After working 28 years at Middletown's
U.S. Postal Service, Gerard "Jerry" Winzer decided to it was time to
retire. Winter, he learned, is not the ideal time to call it quits.
"November was a bad time to retire,"
the 62-year-old says. "I wasn't too crazy about just hanging around. I
needed to keep busy."
To beat the winter blues, Winzer
took up a part-time position at Wesleyan Station delivering mail.
Part-time evolved into full-time work, and, this year, the assistant post
office manager will celebrate 12 years working at Wesleyan, and his 40th
year in the postal services profession.
Winzer's workday begins at 7 a.m.
when he's greeted by heaps of unsorted mail. A mail messenger picks up the
parcels an hour later to deliver.
"By 8, I've already sorted a lot of
mail," he says noting the dozens of wood shelves he packs with envelopes,
papers, publications and packages. "You can't be a slacker in the post
Lisa Davis, the post office's
manager deals with budgets, equipment and bill paying. That leaves Winzer
to oversee 20 student workers, two full-time office clerks and two
full-time mail messengers, who each cover a specified route twice a day.
They make approximately 80 stops per route, delivering and collecting mail
at more than 100 departments.

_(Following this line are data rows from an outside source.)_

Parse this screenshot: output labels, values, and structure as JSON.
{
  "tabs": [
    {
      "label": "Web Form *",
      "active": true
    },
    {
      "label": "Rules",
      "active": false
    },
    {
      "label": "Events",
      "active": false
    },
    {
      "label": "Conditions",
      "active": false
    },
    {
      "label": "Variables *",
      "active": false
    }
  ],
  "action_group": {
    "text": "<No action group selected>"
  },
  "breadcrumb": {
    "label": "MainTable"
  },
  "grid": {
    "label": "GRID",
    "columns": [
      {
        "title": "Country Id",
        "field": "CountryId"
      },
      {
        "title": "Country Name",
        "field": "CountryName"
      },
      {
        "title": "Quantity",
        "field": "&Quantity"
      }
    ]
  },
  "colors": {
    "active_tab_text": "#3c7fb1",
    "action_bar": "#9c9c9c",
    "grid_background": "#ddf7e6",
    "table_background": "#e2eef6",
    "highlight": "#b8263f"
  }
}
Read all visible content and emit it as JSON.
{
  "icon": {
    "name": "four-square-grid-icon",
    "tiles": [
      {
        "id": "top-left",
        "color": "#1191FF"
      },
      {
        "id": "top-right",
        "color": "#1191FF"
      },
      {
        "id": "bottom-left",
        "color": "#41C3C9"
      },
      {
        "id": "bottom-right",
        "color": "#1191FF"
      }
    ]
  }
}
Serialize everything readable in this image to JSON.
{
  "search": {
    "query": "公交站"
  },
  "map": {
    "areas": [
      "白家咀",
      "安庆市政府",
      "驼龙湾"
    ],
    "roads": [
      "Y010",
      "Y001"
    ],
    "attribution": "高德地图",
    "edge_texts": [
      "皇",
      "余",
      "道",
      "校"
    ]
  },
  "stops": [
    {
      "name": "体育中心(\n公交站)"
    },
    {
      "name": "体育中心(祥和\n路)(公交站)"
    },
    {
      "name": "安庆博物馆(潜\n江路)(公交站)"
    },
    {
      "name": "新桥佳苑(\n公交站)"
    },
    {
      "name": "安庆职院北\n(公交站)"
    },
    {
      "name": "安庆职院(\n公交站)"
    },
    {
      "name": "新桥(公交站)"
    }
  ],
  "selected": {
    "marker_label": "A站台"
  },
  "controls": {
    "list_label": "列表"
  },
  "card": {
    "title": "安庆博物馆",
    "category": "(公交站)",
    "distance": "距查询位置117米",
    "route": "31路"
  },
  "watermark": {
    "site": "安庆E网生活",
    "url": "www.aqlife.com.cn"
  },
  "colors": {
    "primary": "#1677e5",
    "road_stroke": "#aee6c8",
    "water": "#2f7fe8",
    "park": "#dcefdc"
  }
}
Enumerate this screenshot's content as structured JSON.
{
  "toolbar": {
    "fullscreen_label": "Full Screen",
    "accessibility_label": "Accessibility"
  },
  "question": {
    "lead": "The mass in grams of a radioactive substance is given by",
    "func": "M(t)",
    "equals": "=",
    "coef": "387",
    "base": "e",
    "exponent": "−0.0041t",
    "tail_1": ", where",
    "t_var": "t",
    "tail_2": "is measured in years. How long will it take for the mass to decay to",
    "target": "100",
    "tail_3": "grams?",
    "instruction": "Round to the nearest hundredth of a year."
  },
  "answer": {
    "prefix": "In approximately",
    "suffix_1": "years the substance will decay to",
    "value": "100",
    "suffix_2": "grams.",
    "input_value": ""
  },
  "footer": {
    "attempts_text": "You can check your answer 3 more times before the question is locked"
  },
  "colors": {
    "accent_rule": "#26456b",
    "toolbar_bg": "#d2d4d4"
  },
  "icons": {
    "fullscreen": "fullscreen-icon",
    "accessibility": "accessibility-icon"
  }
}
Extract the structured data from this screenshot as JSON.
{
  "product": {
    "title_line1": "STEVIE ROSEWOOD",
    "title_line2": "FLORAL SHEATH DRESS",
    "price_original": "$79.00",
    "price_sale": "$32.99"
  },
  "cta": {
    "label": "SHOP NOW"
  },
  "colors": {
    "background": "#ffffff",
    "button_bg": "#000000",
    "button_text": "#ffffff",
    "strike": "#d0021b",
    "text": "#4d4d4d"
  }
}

Every letter or publication that
comes through Wesleyan Station is hand sorted. With no mail delivery on
the weekends, the postal workers have to deal with twice as much mail on
"You should see it in here on a
Monday. It's crazy," he says.
Campus mail used to be sorted
alphabetically, but Winzer has since developed his own sorting system.
Now, mail is bundled up inside Wesleyan Station in order of the carriers'
"It runs in order," he says,
glancing over the mail shelves. "If the carrier is in North College, he'll
go to the cashier's office, then to the top floor for payroll, the
trustees, academic affairs, then to the dean's office, and then he'll go
over to where you're at, in South College, to communications, to the
president's office, public information, and administration. He just
follows that route, so it's a pretty good system. It's easy to follow."
In addition to mail sorting,
rerouting letters, managing the staff and working the window, Winzer
spends a portion of his day on a postage metering machine.
Winzer examines the machine's counter.
It reads "337,062."
"Three-hundred-thirty-seven thousand," he says. "That's how much money
Wesleyan has spent on mailing through this machine, since we've got this
machine. And the machine is going on its third year," he said, while
metering two envelopes from the Psychology Department.
Before any letter goes through the
metering machine, Winzer types in a department code, to assure proper
billing. Each department has its own six-digit code, but Winzer rarely
sneaks a peek. He usually types in the codes by memory.
"I know a lot of them. I guess
they're just in my subconscious," he says.
His good memory also is put to the test
when he meets customers at the transaction counter.
"Somebody will say their name, and I
just know what box number they have, and they are just amazed," Winzer
says. "It just becomes a habit."
The post office has moved to
different locations throughout campus. First in the Downey House, and then
Fisk Hall, Wesleyan Station now occupies space in the Davenport Campus
Center, formerly the John Bell Scott building's science laboratory.
With barely enough room to pass a
mail cart through, Winzer is eagerly awaiting the much larger mailroom
that will be housed in the Usdan University Center. Construction will
begin early this year.
According to Alan Rubacha of
Construction Services, a mail receiving, sorting, distributing and package
handling area in the basement will occupy 1,230 square feet. Another 1,700
square feet of space will accommodate 3,000 post boxes, two transaction
counters and additional mail sorting space.
The postal workers can use the
space. In the 2002-03 academic year, Wesleyan Station received and sorted
more than 3.5 million pieces of mail and packages. Winzer and his staff
handle approximately 8,000 pieces of campus mail every week.
The current facility is about 1,000
"I wish more people from the
departments would come over here and see what we do," Winzer says. "We do
After Winzer leaves the office at
3:30 p.m., he returns to his home in Middletown. He spends his leisure
time jogging or with his wife, Missy, and nine grandkids. He's also the
vice chairman of the Board of Education, and hosts two television shows on
public access television titled "Today's Issues" and "Spotlight on
But Winzer never minds coming back
to work -- well, all but one day of the year.
"Valentines Day. It's by far the
worst," he says. "Worst than Christmas time. Grandmas and grandpas and
everybody is sending tons of candy and flowers here. There's those
chocolate kisses all over the floor. There's lots and lots of mail around